Maps To The Stars: Cronenberg Goes To Hollywood

Julianne moore
Since Julianne Moore won the best actress prize at Cannes, Maps to the stars has been in our radar as one of the most anticipated films of the year. The latest David Cronemberg opus has finally hit our screens and it doesn’t disappoint.

The Canadian auteur became a household name through his unique take on the body horror genre (Scanners, The Brood), and later cemented his reputation with a series of more widely acclaimed, but no less poignant, dramas such as A History Of Violence or Eastern Promise. Always keen to dig in psychology’s triggers linking the realm of the physical with the pathological, this exploration of the insane excesses in Hollywood‘s celebrity machine seems like a fitting addition to his body of work.

Its excellent cast is led by Moore’s astonishing turn as Havana Seagrand, the ageing daughter of a Hollywood legend, struggling to keep her career afloat and fighting for a part in an indie remake of one of her mother’s old classics in the hope it will bring her fading star back on track. A by-product of a clash between the twin demons of monstrous vanity and self-harming insecurity, Havana is the centre in an outlandish gallery of characters damaged beyond dysfunction. Her brand new assistant (Mia Wasikowska, also excellent), a fresh and likeable new girl in town trying to hide the sequels of a fire accident, who came recommended by Carrie Fisher -appearing as herself in a short cameo; the assistant’s boyfriend, a driver looking for a break as screenplay writer (Robert Pattinson repeating collaboration with the director, this time at the wheel of a limo, after being driven through the streets of Cosmopolis); her therapist, a self-help TV guru with peculiar methods, played by the always reliable John Cusack, whose successful family is comprised by a very bankable child star, just out of rehab at the age of thirteen, loaded with a gargantuan ego only matched by the ones of his fellow teenage actors, and his career-controlling mother (Olivia Williams), balancing the demands of studios and lawyers with those of the family’s growing fortune and jeopardized status.

All of them go through their lives feeding Tinseltown’s unforgiving industry, on a parallel existence that takes over and swallow their real selves, in a world where age is a sword of Damocles planning over their heads and those skeletons in their closets too shocking to be sold as media exclusives become threatening ghosts from the past coming back to haunt them.
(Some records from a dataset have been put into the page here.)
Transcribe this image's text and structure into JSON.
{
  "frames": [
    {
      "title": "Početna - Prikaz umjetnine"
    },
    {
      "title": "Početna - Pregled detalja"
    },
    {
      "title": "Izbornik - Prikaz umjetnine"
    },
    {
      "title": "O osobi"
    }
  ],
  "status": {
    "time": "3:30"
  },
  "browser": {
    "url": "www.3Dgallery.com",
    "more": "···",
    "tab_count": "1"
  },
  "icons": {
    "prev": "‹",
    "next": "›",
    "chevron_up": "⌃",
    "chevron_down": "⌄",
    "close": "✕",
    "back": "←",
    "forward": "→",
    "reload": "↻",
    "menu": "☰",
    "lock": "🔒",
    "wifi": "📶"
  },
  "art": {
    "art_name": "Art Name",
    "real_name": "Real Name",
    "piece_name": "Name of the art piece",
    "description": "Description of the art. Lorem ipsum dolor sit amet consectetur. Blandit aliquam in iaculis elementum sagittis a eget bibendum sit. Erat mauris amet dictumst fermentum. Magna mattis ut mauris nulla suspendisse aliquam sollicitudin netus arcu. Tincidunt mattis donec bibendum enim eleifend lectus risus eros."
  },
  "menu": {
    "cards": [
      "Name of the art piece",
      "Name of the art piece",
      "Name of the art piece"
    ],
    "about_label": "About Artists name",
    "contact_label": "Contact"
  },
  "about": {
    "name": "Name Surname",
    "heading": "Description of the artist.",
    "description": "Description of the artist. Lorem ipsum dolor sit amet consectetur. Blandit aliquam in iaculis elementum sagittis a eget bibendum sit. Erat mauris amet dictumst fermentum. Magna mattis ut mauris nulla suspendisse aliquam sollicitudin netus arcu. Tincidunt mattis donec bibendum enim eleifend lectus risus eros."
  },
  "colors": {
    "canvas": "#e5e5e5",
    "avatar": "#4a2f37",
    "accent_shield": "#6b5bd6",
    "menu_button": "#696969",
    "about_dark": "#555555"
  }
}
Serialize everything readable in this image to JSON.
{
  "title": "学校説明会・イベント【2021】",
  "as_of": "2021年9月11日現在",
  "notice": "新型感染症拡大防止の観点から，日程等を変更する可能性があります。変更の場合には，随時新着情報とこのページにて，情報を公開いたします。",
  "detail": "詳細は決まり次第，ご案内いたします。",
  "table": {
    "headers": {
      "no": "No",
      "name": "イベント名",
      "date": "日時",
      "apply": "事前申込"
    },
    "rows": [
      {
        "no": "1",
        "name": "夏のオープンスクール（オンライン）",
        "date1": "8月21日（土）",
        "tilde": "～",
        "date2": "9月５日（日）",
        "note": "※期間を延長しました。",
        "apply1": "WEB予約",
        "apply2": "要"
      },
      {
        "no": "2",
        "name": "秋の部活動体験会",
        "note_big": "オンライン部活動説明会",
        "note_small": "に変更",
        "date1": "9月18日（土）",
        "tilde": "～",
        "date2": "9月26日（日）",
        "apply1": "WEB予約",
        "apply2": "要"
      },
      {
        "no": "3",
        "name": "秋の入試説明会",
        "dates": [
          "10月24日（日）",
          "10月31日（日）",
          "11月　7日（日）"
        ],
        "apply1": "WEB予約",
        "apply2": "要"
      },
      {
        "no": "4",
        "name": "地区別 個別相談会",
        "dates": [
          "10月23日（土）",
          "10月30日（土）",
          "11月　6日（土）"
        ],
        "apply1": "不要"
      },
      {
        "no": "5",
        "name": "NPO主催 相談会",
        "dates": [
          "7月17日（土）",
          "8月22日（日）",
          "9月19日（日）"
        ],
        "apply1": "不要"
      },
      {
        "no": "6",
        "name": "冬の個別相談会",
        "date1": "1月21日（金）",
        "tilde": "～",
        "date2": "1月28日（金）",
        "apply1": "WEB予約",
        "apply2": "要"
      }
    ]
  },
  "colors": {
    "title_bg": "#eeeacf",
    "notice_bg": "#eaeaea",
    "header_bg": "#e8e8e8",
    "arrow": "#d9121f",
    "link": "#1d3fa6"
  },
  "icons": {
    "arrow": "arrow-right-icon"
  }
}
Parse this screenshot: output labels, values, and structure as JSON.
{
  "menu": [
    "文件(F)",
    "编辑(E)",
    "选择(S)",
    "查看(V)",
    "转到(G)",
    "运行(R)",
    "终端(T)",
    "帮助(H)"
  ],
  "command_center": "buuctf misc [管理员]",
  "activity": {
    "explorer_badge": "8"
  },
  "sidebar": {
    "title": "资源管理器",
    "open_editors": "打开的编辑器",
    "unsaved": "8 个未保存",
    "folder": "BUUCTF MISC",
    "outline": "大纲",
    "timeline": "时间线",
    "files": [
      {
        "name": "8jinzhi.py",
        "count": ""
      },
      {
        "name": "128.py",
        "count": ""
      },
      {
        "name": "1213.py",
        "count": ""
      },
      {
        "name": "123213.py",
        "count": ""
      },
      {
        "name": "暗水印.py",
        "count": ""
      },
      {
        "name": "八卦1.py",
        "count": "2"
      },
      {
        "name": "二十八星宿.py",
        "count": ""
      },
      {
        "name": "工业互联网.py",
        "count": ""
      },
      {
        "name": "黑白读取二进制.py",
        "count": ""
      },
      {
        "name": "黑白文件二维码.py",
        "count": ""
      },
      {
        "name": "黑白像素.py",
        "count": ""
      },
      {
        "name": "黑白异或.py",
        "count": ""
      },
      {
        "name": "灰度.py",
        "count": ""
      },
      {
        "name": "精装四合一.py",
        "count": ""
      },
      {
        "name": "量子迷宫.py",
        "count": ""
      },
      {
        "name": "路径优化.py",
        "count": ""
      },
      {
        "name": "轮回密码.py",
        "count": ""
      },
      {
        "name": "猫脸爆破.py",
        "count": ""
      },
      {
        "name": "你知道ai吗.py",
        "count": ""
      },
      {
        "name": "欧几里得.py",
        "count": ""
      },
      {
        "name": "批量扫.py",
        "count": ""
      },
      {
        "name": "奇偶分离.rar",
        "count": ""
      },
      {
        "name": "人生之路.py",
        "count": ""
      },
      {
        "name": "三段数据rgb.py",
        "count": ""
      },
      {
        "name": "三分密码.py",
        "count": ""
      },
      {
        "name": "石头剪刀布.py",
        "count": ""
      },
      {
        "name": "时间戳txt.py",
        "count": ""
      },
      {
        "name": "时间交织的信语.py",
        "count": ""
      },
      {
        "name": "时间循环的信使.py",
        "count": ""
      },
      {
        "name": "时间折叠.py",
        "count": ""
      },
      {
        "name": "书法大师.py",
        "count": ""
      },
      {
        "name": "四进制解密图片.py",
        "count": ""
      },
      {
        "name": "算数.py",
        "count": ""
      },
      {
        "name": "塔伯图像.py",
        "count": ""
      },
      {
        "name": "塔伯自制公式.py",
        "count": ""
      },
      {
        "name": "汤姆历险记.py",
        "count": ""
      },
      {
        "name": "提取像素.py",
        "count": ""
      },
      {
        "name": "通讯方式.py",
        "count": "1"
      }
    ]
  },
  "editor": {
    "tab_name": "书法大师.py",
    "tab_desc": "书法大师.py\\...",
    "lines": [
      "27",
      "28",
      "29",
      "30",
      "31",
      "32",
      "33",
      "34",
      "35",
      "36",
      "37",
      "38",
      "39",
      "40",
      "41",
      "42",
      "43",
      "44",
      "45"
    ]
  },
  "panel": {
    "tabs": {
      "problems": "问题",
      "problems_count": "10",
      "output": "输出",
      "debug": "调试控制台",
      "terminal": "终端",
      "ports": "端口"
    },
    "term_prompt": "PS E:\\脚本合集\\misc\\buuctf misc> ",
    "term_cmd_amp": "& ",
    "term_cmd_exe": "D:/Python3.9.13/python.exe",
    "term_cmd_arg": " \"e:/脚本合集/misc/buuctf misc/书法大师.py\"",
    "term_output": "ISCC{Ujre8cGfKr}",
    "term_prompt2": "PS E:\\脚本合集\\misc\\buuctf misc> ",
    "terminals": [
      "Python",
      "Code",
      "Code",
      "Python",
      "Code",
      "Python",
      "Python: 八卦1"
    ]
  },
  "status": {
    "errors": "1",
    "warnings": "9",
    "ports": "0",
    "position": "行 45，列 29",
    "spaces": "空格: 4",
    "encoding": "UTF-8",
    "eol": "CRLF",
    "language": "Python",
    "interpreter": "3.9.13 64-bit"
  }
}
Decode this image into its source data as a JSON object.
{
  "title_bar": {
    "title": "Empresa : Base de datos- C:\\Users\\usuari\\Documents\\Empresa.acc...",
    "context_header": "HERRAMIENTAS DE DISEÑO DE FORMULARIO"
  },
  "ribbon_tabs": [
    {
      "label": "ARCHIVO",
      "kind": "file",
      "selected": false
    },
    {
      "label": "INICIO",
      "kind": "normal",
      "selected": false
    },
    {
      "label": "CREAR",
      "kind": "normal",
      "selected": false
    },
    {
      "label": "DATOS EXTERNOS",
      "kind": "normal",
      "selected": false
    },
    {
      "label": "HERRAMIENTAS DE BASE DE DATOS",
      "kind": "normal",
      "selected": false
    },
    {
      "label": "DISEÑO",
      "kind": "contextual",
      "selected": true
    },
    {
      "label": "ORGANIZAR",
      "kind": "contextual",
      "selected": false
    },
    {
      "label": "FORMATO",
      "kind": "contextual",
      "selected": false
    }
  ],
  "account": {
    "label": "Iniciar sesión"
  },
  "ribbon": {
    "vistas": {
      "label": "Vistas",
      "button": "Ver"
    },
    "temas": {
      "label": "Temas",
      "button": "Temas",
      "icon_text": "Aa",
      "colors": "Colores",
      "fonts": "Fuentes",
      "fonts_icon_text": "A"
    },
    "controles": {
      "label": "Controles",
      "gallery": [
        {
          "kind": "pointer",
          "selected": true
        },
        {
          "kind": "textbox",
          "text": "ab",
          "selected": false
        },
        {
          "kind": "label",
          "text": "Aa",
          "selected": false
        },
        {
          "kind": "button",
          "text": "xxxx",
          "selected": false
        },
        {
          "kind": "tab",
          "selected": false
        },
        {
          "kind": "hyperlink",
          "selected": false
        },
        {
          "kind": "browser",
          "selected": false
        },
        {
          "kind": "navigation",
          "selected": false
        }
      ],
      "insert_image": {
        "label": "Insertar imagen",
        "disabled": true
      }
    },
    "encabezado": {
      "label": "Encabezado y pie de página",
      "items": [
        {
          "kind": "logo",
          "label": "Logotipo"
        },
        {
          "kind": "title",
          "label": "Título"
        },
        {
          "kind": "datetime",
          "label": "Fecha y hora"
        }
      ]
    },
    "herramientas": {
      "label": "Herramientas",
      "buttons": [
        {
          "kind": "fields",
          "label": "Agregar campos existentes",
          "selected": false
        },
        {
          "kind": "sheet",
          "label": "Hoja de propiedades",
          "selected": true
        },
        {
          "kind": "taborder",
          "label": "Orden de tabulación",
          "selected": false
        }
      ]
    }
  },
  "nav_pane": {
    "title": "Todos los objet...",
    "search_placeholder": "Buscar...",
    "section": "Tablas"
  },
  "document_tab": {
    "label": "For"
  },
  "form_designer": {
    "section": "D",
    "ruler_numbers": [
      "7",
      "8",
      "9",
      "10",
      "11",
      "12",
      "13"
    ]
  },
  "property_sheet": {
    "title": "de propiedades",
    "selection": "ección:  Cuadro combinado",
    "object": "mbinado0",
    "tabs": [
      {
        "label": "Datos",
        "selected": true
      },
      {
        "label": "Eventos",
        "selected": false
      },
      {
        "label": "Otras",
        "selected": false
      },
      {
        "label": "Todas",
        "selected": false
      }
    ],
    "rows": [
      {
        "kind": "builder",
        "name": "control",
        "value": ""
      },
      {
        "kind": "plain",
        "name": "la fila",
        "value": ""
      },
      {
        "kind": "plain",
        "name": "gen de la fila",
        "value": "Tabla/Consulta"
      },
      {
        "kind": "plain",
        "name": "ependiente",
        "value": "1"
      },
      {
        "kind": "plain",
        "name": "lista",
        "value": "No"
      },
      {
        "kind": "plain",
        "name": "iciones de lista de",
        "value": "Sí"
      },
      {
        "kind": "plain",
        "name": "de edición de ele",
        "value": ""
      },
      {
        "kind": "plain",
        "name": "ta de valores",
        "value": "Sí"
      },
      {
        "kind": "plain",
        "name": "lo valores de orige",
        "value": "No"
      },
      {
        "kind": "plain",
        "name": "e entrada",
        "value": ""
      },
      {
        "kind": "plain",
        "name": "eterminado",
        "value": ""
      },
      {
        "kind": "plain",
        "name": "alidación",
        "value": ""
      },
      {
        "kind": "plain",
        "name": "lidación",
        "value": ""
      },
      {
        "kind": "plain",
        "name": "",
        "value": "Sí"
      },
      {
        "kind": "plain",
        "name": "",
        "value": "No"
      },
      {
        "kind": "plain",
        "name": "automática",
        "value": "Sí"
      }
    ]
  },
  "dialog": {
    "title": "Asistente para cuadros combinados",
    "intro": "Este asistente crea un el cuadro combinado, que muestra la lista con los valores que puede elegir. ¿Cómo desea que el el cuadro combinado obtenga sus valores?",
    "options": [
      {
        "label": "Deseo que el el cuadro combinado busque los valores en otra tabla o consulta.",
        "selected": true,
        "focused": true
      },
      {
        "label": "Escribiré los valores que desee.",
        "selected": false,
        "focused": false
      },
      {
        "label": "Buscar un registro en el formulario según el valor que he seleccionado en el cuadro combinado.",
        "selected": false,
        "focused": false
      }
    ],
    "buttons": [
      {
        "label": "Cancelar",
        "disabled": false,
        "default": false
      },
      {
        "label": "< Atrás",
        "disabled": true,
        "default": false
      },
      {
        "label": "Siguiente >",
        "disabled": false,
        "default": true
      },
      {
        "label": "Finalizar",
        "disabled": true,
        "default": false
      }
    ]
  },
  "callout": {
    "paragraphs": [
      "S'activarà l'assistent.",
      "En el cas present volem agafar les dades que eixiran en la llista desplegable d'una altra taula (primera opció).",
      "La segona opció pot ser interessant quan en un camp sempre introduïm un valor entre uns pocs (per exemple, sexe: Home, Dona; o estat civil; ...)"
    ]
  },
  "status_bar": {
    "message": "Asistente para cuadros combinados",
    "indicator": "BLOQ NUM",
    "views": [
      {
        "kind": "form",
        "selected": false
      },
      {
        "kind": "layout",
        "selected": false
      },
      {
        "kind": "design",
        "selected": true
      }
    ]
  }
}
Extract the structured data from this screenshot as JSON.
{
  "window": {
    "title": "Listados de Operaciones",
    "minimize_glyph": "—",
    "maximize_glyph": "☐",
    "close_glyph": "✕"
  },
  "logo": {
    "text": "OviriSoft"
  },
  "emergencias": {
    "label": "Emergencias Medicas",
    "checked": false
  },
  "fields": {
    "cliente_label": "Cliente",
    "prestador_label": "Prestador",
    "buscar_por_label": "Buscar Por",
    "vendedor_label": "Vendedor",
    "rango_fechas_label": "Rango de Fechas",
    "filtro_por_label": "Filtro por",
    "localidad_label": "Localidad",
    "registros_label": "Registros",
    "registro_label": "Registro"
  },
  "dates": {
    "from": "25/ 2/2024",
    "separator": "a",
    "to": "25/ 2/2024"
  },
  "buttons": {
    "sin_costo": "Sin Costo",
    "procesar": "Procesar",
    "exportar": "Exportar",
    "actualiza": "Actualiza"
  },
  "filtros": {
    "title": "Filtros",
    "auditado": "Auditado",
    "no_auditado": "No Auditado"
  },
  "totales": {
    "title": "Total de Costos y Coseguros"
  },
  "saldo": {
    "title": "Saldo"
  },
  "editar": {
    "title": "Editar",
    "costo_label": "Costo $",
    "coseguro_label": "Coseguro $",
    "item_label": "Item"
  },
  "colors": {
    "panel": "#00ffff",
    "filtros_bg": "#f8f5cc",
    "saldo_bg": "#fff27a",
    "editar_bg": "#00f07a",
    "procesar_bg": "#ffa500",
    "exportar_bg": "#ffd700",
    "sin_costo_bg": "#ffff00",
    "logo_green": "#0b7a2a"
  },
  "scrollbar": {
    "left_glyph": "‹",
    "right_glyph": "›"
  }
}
This brilliantly obscure farce brings back Cronenberg’s most unsettling and satisfying side. His gaze at the nightmare behind the glitz and glamour of the dream factory,the most disturbing vision of Hollywood since David Lynch’s masterpiece Mulholland Drive, is one not to be missed. ★★★★

, , ,